Art dealer and gallery owner Tim Olsen is one of Australia’s most recognised and respected art identities. He’s also a long-time Elixr member who has lost a staggering 47kg. Here he shares some insights from his health and wellness journey.
What does a typical day in the life of Tim Olsen look like?
In summer, I run two laps of Bondi in the soft sand, followed by an ocean swim from north Bondi to Icebergs and back, and finish with a 20-minute meditation on the beach. I do this three mornings a week. Then day to day tasks at the gallery vary. They could include hanging an exhibition, visiting an artist's studio, or greeting an art collector and showing them an exhibition or the stock room. In the evenings I could be attending other art exhibits or board meetings, being on the committees of both the University of New South Wales and the College of Art and Design. My days often require me to visit both private and corporate collections to either value existing work or curate or provide advice for purchasing new work.
What do you love most about your work?
Dealing with beautiful objects and educating people at the same time. While most people see art as decoration, I see the pursuit of art as also being an educational and spiritual endeavor. I also enjoy meeting people from all walks of life.
How did you discover Elixr?
I used to be a member of HealthLands and Richard Chew was someone I felt had a very holistic approach to health and exercise. His staff were also knowledgeable on many levels beyond exercise. So when he created Elixr, with its zen environment and new pool, I found a gym that felt more like a temple than a place to sweat it out.
Which class do you enjoy most and why?

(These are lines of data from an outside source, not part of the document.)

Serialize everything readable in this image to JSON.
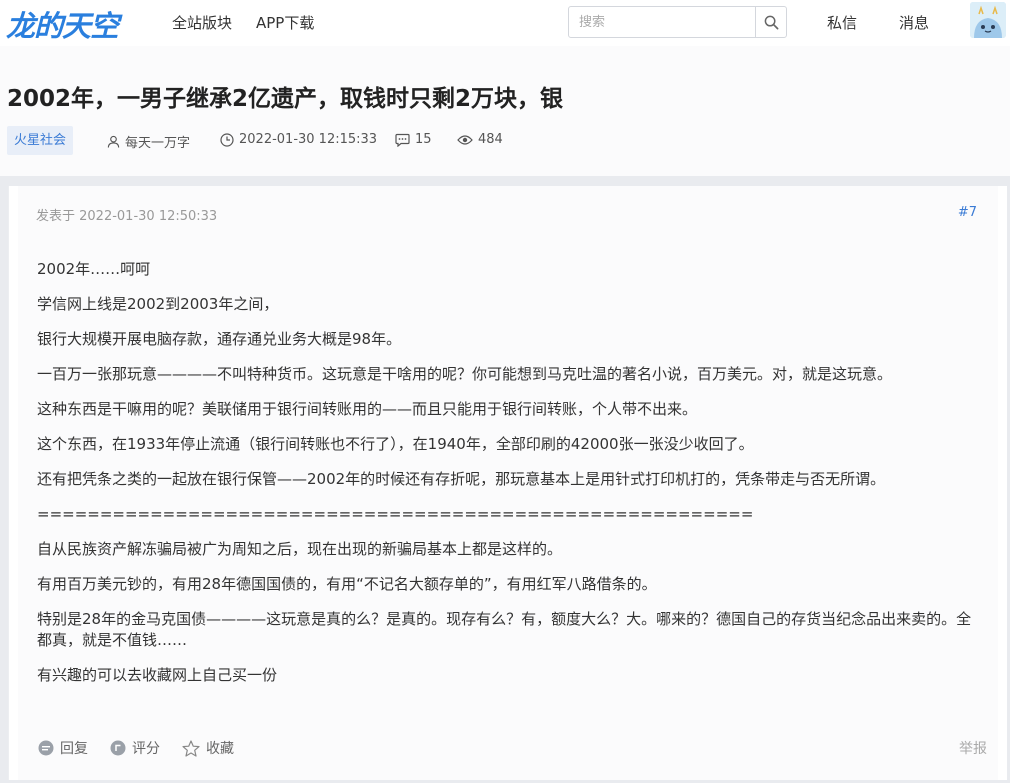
{
  "header": {
    "logo_text": "龙的天空",
    "nav": [
      "全站版块",
      "APP下载"
    ],
    "search": {
      "placeholder": "搜索",
      "value": ""
    },
    "messages_label": "私信",
    "notifications_label": "消息"
  },
  "thread": {
    "title": "2002年，一男子继承2亿遗产，取钱时只剩2万块，银",
    "tag": "火星社会",
    "author": "每天一万字",
    "timestamp": "2022-01-30 12:15:33",
    "reply_count": "15",
    "view_count": "484"
  },
  "post": {
    "posted_at": "发表于 2022-01-30 12:50:33",
    "floor": "#7",
    "paragraphs": [
      "2002年……呵呵",
      "学信网上线是2002到2003年之间，",
      "银行大规模开展电脑存款，通存通兑业务大概是98年。",
      "一百万一张那玩意————不叫特种货币。这玩意是干啥用的呢？你可能想到马克吐温的著名小说，百万美元。对，就是这玩意。",
      "这种东西是干嘛用的呢？美联储用于银行间转账用的——而且只能用于银行间转账，个人带不出来。",
      "这个东西，在1933年停止流通（银行间转账也不行了），在1940年，全部印刷的42000张一张没少收回了。",
      "还有把凭条之类的一起放在银行保管——2002年的时候还有存折呢，那玩意基本上是用针式打印机打的，凭条带走与否无所谓。",
      "=========================================================",
      "自从民族资产解冻骗局被广为周知之后，现在出现的新骗局基本上都是这样的。",
      "有用百万美元钞的，有用28年德国国债的，有用“不记名大额存单的”，有用红军八路借条的。",
      "特别是28年的金马克国债————这玩意是真的么？是真的。现存有么？有，额度大么？大。哪来的？德国自己的存货当纪念品出来卖的。全都真，就是不值钱……",
      "有兴趣的可以去收藏网上自己买一份"
    ],
    "actions": {
      "reply": "回复",
      "rate": "评分",
      "favorite": "收藏",
      "report": "举报"
    }
  },
  "colors": {
    "accent": "#3a7bd5",
    "logo": "#2a7fde",
    "tag_bg": "#e8eef8"
  },
  "icons": [
    "search-icon",
    "user-icon",
    "clock-icon",
    "comment-icon",
    "eye-icon",
    "reply-icon",
    "rate-icon",
    "star-icon"
  ]
}
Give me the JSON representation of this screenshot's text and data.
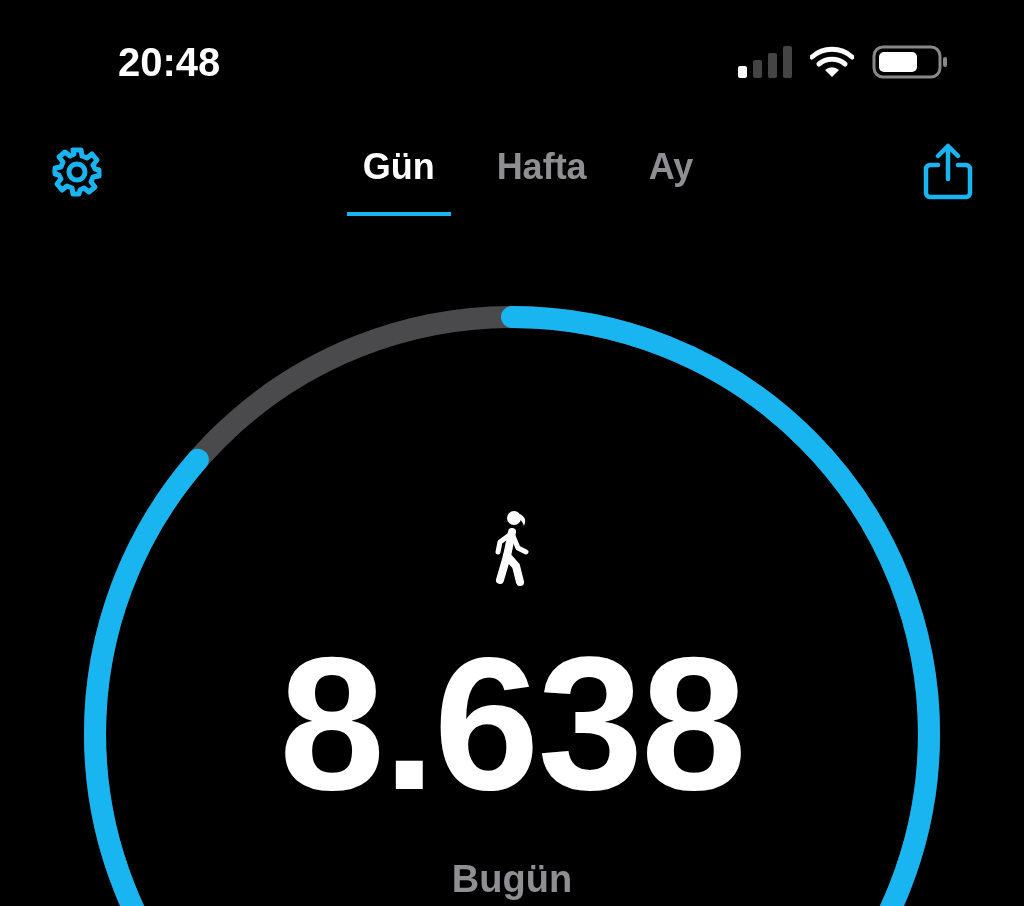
{
  "status_bar": {
    "time": "20:48"
  },
  "tabs": [
    {
      "label": "Gün",
      "selected": true
    },
    {
      "label": "Hafta",
      "selected": false
    },
    {
      "label": "Ay",
      "selected": false
    }
  ],
  "steps": {
    "count": "8.638",
    "caption": "Bugün"
  }
}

I enjoy the Pilates reformer class immensely because it develops flexibility and core strength, and builds lean muscle which suits my body type. I enjoy Rachel's class in particular, as she is able to address the room as a group but also provides a sense of individual attention as if she cares about every person in the room.
You lost an incredible 47kg – can you tell us a bit about this journey?
While I was fit and a good athlete when I was younger, by 40 I was a walking time bomb and had lost my self-respect and self-esteem.
My work included much lunching, dining, drinks and gallery openings, and I essentially became a slave to celebration. My body type put me at risk for issues related to insulin or potential diabetes, and the state of my health put an incredible strain on all my organs, particularly my heart, liver, pancreas and kidneys. I also suffered from depression.
One morning I woke up and looked at my beautiful young son and thought to myself that he deserved better. I realised I was letting him down by not being able to be active and present with him, and from that day, his happiness became my driving motivation.
I also came to realise that you can’t think your way into a new life; you can only live yourself into a new way of thinking. I started to become a more positive person that no longer felt sorry for himself. My physical and mental attitude turned me into a person that now embraced life fully.
It took much work (that now seems like an odyssey of learning how to love and respect myself again) that in turn blessed all the people in my life as well. My son finally had a good mentor. Being a great dad is the best. My love for life now permeates everything, from work to family and more.
Do you have any advice to share with other members?
Try and do something every day: find a class or exercise you enjoy and make it part of your weekly routine. Connect with fellow members for motivation. As they say, ‘Fitness is a marathon not a sprint’ and ‘You can’t out-train a bad diet’. There were times when I felt like I was treading water and it was all to do with my diet – I may have been doing the physical work but not following through with a healthy, balanced diet, which impeded my efforts.
What is your favourite way to boost your mood?
Starting the day with exercise gets your dopamine and exhilaration hormones going. Meditation helps you to centre and find some inner peace in the chaos of a technology-obsessed and stressed world. All the wisdom we need to be happy is inside us, if we allow ourselves to stop and get rid of unnecessary, negative thoughts. Daily gratitude and forgiveness are the icing on the cake.
Who is your greatest inspiration?
Anyone who lives a life where they are more interested in what they can give, rather than what they can take. People who can still be kind to you, even when they want nothing from you.
What’s the greatest lesson life has taught you?
To listen more and be present. To live in the moment and not be obsessed with how you expect life to be.